[Dataset — start]

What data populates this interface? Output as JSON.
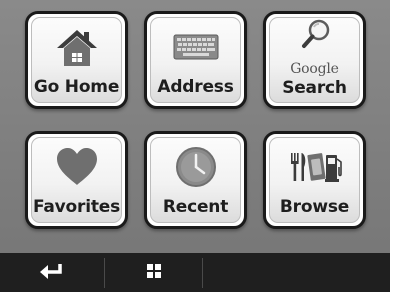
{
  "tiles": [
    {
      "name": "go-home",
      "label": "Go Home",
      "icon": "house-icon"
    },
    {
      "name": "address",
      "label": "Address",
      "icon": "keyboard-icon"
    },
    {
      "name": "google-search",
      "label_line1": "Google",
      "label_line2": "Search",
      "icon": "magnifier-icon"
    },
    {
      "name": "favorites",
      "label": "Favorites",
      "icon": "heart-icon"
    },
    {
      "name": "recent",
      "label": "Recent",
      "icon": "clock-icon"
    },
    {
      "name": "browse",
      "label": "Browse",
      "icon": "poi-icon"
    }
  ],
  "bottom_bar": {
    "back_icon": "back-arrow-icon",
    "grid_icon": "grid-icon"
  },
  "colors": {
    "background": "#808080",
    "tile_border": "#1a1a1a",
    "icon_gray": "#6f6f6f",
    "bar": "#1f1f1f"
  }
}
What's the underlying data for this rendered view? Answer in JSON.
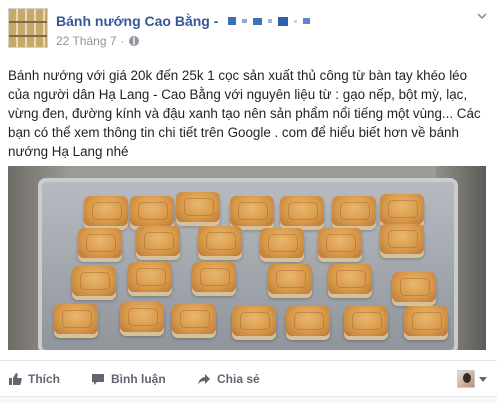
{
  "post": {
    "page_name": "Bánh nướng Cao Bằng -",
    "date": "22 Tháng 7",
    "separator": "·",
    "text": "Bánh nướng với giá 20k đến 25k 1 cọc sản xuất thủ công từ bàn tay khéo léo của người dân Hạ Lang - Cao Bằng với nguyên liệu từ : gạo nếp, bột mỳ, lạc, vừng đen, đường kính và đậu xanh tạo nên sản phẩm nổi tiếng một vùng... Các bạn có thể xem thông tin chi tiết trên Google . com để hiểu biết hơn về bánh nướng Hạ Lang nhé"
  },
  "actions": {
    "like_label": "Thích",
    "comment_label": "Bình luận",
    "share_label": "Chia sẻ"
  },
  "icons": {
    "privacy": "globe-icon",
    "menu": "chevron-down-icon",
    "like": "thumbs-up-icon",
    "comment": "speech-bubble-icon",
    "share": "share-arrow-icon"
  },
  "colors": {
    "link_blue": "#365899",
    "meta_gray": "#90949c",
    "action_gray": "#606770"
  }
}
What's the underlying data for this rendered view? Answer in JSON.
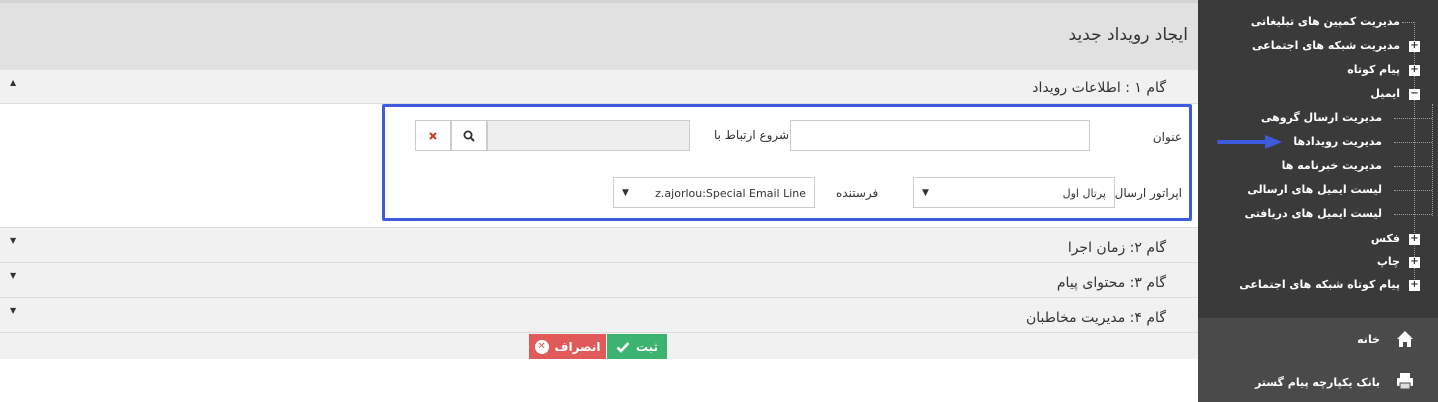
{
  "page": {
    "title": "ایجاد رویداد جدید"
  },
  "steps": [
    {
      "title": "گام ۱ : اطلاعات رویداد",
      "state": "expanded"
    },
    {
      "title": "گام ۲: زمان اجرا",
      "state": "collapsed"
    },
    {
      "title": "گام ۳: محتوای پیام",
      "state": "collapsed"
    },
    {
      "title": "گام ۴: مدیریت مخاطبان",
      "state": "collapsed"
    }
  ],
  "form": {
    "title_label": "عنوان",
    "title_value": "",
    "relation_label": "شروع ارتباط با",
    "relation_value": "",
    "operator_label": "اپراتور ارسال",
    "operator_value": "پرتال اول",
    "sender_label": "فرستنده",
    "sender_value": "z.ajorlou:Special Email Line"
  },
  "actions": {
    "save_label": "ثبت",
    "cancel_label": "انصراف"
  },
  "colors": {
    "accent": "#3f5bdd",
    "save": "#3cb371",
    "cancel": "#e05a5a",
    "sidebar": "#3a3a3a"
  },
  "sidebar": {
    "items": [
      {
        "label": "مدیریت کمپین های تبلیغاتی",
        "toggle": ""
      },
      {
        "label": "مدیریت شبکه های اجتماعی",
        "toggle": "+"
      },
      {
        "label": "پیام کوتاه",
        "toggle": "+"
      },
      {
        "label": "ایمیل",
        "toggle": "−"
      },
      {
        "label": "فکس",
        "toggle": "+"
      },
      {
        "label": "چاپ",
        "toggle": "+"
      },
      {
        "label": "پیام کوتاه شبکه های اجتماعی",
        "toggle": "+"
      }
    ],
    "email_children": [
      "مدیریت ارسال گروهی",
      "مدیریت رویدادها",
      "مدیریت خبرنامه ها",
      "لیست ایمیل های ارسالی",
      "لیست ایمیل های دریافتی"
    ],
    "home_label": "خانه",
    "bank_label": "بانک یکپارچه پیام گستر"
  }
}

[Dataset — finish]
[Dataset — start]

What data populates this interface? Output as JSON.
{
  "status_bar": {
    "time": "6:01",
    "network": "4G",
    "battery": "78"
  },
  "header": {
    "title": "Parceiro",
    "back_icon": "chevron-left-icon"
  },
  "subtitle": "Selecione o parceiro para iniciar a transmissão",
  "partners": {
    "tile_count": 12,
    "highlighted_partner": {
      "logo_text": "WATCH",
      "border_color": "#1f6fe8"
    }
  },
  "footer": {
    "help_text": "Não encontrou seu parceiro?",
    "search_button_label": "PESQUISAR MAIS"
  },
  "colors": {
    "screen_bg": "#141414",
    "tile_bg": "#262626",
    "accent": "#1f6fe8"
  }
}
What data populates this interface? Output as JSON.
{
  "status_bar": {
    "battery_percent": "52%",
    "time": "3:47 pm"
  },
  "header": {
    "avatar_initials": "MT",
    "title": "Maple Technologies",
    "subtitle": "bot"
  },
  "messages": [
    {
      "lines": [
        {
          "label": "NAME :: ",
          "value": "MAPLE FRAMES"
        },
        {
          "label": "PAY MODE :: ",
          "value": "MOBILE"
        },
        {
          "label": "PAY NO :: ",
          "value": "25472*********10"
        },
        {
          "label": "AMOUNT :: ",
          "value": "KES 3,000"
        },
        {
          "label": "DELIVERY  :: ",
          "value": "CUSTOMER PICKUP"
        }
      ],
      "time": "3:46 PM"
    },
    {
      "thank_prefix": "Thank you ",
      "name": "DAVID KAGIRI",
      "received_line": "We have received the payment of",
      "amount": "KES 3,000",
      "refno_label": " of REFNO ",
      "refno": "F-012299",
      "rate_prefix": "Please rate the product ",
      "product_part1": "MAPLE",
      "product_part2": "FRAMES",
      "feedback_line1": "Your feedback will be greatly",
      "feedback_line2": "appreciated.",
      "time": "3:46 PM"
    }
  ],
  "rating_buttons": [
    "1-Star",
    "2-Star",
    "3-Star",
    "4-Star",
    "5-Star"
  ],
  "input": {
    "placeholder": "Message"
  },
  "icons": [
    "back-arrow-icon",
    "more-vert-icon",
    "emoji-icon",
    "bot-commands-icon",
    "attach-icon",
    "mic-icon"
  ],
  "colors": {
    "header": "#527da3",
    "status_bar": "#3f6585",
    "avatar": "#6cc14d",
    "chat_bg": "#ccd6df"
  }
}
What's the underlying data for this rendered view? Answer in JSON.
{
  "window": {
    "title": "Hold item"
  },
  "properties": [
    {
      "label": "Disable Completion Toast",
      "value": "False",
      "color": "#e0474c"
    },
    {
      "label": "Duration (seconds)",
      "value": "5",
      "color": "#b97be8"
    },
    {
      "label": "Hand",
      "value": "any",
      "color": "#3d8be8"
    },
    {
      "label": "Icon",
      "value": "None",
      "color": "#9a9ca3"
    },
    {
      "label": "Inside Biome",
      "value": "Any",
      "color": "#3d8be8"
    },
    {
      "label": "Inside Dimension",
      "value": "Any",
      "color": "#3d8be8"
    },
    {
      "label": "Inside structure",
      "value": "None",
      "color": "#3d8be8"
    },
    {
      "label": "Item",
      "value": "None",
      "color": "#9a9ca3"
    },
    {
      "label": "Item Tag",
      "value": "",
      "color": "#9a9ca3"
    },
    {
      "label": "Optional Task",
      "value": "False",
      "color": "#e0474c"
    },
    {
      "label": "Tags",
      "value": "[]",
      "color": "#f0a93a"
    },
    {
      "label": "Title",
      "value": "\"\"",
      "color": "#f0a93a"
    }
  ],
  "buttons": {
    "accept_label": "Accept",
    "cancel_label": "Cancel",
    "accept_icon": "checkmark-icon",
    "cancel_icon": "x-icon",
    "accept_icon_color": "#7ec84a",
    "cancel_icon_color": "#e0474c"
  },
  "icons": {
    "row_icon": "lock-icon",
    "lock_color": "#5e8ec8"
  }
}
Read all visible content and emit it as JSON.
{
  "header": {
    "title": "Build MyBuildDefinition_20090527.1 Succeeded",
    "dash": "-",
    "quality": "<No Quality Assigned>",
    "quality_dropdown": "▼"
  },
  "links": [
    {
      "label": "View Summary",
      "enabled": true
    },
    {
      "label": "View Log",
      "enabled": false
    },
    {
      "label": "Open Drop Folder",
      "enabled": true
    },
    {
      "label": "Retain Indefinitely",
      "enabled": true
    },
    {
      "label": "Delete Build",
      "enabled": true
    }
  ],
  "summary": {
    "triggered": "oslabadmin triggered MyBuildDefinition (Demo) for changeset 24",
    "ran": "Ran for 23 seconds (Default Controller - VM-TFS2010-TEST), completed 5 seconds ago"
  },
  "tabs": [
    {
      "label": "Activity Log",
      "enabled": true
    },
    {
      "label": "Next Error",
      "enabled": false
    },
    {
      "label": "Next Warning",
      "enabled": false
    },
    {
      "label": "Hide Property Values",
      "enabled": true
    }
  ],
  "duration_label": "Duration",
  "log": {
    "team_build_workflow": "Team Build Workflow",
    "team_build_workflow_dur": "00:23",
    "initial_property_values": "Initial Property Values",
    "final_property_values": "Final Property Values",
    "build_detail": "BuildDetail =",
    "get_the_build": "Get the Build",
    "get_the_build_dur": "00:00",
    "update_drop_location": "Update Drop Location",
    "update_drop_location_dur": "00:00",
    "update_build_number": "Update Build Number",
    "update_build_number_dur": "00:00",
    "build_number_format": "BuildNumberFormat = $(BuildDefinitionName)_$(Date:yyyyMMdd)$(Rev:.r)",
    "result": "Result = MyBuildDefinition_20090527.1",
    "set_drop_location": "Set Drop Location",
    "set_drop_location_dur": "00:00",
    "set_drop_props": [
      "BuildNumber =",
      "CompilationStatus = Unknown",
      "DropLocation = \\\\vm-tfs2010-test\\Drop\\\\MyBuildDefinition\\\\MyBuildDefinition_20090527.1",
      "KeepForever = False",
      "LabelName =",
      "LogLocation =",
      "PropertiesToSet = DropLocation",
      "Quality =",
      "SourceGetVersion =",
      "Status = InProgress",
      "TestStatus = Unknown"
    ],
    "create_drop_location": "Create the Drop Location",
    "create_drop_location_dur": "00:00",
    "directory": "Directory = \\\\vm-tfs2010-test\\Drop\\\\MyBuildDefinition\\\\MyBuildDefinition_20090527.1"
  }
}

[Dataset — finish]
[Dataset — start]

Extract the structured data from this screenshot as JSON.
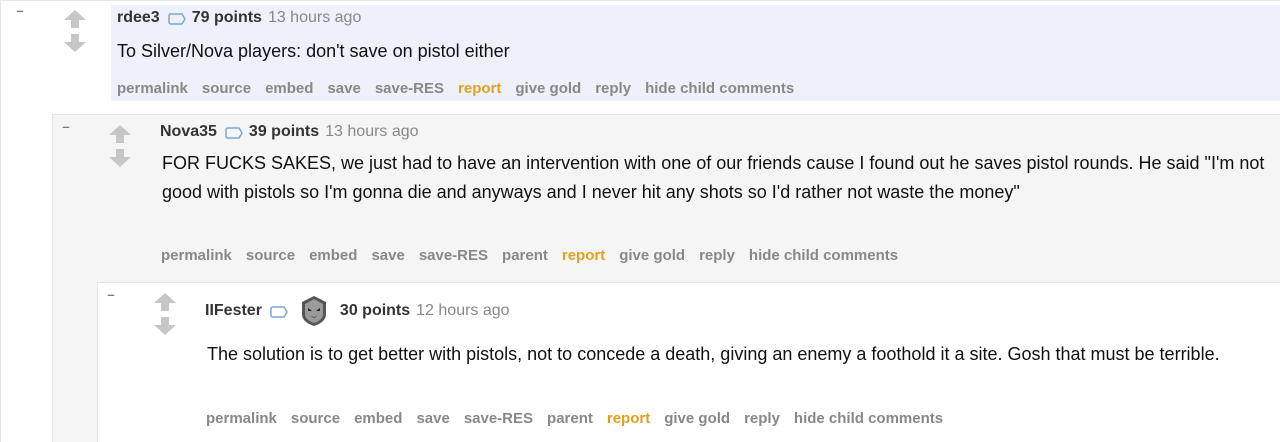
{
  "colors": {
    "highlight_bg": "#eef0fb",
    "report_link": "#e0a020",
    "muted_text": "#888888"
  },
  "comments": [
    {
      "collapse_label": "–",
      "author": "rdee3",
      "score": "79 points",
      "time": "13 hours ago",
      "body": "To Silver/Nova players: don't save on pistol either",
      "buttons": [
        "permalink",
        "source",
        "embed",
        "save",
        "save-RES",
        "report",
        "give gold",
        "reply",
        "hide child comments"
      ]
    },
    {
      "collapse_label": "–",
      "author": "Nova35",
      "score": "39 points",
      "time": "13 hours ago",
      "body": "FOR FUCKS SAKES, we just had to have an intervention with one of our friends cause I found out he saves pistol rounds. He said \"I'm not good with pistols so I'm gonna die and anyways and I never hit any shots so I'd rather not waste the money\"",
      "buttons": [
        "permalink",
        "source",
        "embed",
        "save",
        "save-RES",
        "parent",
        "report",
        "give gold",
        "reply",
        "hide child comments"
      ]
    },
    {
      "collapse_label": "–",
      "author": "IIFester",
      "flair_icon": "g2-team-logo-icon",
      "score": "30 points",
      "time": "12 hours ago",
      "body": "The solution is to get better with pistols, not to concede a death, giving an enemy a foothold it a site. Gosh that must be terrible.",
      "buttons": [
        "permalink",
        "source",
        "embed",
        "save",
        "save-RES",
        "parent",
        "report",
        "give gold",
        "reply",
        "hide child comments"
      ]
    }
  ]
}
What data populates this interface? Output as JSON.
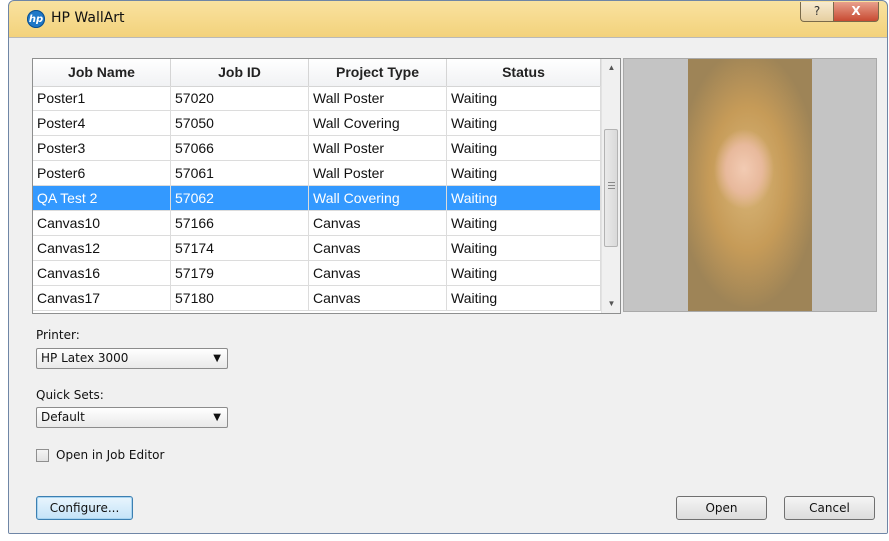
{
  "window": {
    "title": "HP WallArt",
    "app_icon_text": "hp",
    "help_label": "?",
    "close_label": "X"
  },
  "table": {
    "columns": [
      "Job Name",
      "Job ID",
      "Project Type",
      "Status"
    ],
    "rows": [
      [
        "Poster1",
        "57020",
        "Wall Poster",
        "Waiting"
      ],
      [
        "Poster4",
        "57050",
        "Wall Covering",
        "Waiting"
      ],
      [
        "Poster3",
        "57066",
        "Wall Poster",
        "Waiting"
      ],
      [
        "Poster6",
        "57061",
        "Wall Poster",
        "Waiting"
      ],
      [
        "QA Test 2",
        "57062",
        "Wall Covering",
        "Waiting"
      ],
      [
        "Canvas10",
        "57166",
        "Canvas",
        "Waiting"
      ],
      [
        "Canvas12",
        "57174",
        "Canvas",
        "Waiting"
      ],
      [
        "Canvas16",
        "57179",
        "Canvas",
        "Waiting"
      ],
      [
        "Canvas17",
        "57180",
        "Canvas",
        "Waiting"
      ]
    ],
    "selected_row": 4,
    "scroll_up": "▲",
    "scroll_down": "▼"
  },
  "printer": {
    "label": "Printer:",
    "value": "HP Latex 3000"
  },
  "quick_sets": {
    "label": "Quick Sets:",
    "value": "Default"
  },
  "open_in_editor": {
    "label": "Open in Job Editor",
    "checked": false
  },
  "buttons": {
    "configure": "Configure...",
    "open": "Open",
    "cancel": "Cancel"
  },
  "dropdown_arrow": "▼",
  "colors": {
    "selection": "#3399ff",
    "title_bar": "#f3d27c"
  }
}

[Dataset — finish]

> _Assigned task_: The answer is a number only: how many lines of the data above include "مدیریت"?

> _Solution below_: 6